The bill, also called an “ag-gag” law emulates similar laws in Kansas, North Dakota, Montana, Idaho, Utah, Iowa and Missouri.
If House Bill 1104 in Washington becomes a law, anyone caught recording activities at an agricultural business without the owner’s consent would be committing a crime. Violators would be guilty of a gross misdemeanor and could be penalized with up to one year of jail time and a $5,000 fine.
The bill specifies offenders as anyone who “enters an agricultural production facility that is not open to the public and, without the facility owner’s express written consent or pursuant to judicial process or clear statutory authorization, makes audio or video recordings of the assets or conduct of an agricultural production facility’s operations … .”
"I view it as a way to protect the farmer," said Rep. Joe Schmick, who introduced the bill.
Animal rights and civil rights groups are working to overturn the law in several states, but Schmick said he wants to protect agriculture practices in his state from being distorted to look like abuse.
Washington Farm Bureau director of government relations Tom Davis said House Bill 1104 provides a starting point for discussing a complicated issue.

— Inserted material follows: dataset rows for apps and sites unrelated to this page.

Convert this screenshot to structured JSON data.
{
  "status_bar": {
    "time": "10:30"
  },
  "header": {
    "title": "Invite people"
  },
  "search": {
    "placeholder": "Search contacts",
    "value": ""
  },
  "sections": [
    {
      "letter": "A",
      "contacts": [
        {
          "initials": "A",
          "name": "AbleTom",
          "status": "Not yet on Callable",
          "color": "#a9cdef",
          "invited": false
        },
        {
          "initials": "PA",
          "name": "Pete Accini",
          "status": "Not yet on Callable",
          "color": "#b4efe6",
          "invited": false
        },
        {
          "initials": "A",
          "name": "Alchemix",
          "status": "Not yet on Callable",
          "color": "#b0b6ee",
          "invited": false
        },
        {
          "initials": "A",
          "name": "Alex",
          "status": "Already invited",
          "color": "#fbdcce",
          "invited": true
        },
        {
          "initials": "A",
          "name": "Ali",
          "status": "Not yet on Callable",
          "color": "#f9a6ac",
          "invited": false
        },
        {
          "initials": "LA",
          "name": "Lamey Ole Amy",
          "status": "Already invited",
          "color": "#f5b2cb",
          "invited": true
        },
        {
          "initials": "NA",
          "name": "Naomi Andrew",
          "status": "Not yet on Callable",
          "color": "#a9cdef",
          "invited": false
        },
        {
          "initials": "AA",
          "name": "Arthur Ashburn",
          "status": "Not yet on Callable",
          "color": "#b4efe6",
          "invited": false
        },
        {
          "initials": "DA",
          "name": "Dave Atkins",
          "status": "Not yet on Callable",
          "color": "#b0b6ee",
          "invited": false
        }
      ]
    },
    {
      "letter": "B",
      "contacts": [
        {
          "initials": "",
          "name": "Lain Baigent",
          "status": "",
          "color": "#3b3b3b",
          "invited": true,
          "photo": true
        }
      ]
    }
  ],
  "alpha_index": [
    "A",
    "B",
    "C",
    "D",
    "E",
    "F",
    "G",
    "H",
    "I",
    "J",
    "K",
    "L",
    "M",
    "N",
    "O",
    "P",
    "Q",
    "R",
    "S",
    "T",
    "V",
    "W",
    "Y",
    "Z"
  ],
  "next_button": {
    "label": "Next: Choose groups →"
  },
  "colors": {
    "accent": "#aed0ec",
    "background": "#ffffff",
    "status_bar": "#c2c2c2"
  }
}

‘Ag-Gag’ Bill Introduced in the Washington State House of Representatives
Washington Lawmaker Proposes ‘Ag-Gag’ Bill